Business Energy Tariffs – FAQs

Here, we answer the most common questions surrounding business energy tariffs. In this section, we explore everything you need to know to compare business energy tariffs.

Is there a cooling-off period for business energy tariffs?

A cooling-off period allows you to cancel the contract within a certain timeframe without penalty.

Unfortunately, business energy suppliers do not offer a “cooling-off period” as they have to buy your energy from the wholesale market in advance when you first sign a contract with them.

This means you must read your contract and ask any questions to ensure you understand and are happy with what you are signing.

Check out our complete guide to cooling off periods on business energy contracts.

Can I get a renewable business energy tariff?

Yes, you can get renewable business energy tariffs. Most business energy suppliers offer renewable tariffs for customers looking to reduce their carbon footprint.

The fuel mix of renewable business energy tariffs will only provide energy generated from inexhaustible sources. Renewable energy tariffs in Britain are typically powered by:

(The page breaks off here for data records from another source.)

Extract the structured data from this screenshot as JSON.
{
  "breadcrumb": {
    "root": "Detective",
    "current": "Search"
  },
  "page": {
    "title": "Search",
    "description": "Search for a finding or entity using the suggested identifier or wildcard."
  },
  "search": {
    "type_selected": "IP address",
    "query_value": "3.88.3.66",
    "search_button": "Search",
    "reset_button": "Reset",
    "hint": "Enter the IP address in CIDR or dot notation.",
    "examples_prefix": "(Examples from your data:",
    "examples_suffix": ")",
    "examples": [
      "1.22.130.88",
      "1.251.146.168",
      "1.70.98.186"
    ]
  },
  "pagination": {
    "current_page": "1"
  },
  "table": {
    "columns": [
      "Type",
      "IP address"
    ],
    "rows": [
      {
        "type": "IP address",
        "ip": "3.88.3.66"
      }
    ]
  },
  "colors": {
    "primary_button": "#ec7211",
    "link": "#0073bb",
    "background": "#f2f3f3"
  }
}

How can I find business energy tariffs for multiple sites?

Typically, a company will have a separate business energy tariff for each energy supply point (MPAN/MPRN). However, for businesses with properties across the country, managing each separately can become a massive administrative burden.

The multi-site business energy meter solves this problem. A multi-site tariff is a single contract that encompasses several individual supply points. The quotation process for multi-site properties can be complicated and requires bespoke quotes from business energy suppliers.

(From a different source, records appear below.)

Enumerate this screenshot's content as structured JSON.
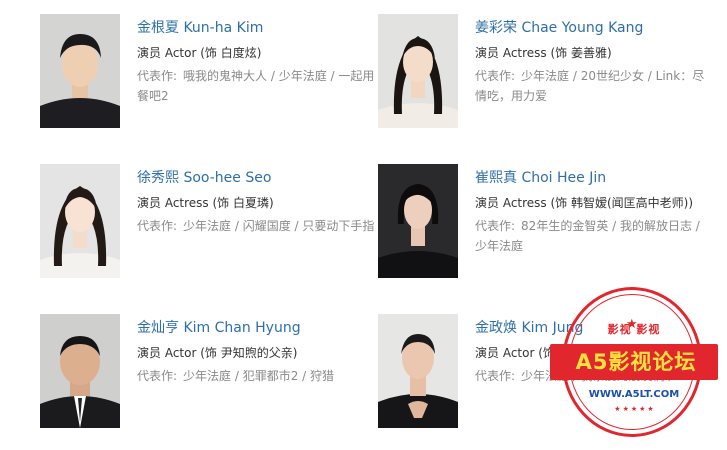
{
  "cast": [
    {
      "name": "金根夏 Kun-ha Kim",
      "role": "演员 Actor (饰 白度炫)",
      "works_label": "代表作:",
      "works": "哦我的鬼神大人 / 少年法庭 / 一起用餐吧2",
      "photo_icon": "actor-photo"
    },
    {
      "name": "姜彩荣 Chae Young Kang",
      "role": "演员 Actress (饰 姜善雅)",
      "works_label": "代表作:",
      "works": "少年法庭 / 20世纪少女 / Link：尽情吃，用力爱",
      "photo_icon": "actress-photo"
    },
    {
      "name": "徐秀熙 Soo-hee Seo",
      "role": "演员 Actress (饰 白夏璘)",
      "works_label": "代表作:",
      "works": "少年法庭 / 闪耀国度 / 只要动下手指",
      "photo_icon": "actress-photo"
    },
    {
      "name": "崔熙真 Choi Hee Jin",
      "role": "演员 Actress (饰 韩智嫒(闻匡高中老师))",
      "works_label": "代表作:",
      "works": "82年生的金智英 / 我的解放日志 / 少年法庭",
      "photo_icon": "actress-photo"
    },
    {
      "name": "金灿亨 Kim Chan Hyung",
      "role": "演员 Actor (饰 尹知煦的父亲)",
      "works_label": "代表作:",
      "works": "少年法庭 / 犯罪都市2 / 狩猎",
      "photo_icon": "actor-photo"
    },
    {
      "name": "金政焕 Kim Jung",
      "role": "演员 Actor (饰 检察",
      "works_label": "代表作:",
      "works": "少年法庭 / 我亲爱的朋友们 / Live",
      "photo_icon": "actor-photo"
    }
  ],
  "watermark": {
    "top_text": "影视 影视",
    "main_text": "A5影视论坛",
    "url": "WWW.A5LT.COM",
    "colors": {
      "red": "#e2262e",
      "yellow": "#ffe23d",
      "blue": "#1b4fa8"
    }
  },
  "colors": {
    "link": "#2f6fa8",
    "role": "#333333",
    "muted": "#8a8a8a"
  }
}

Our business energy experts are here to help arrange a multi-site energy tariff. Simply enter the details of your head office in our business energy tariff comparison box above, selecting “multiple properties”. We’ll then work to collect multi-site tariff quotes for your business.

What’s a blend and extend business energy tariff?

In 2023, a little-known business energy tariff became a popular option – the blend and extend tariff.

The blend and extend tariff is a mid-contract option where you’ll agree to extend the duration of your current fixed tariff while benefiting from a reduction in your fixed energy prices.

In the autumn of 2022, prices soared, and many businesses entered into fixed contracts, locking them into expensive rates. Since then, the cost of energy has fallen significantly. A blend and extend option allows these businesses to partially benefit from the falling prices.

For more information, here’s our article on getting out of a business energy contract.

What is a green business energy tariff?

A green business energy tariff is a tariff that is sourced from renewable energy sources, such as wind, solar, hydro, or biomass. Your energy supplier will also typically contribute to environmental schemes as part of the deal.

Green energy tariffs typically involve a slightly higher price than standard tariffs, as the cost of generating electricity from renewable sources is generally higher than from non-renewable sources such as fossil fuels.

For more information, check out our guide on renewable energy for business.

What are the key parts of a business energy tariff?

A business energy tariff is a contractual agreement between a business and an energy supplier. An energy tariff tells you how much you’ll pay per kWh used and how much your daily standing charge will be during your energy contract with your business energy supplier.

Here are the three most important components of a business energy tariff:

  • Unit price – Defines the cost of each kWh of energy supplied; this can either be a fixed price or a variable rate that changes with market conditions.
  • Standing charge – A fixed cost, in pence per day, for the supplier maintaining a connection to the mains.
  • Term – The time in months or years the tariff will remain in effect.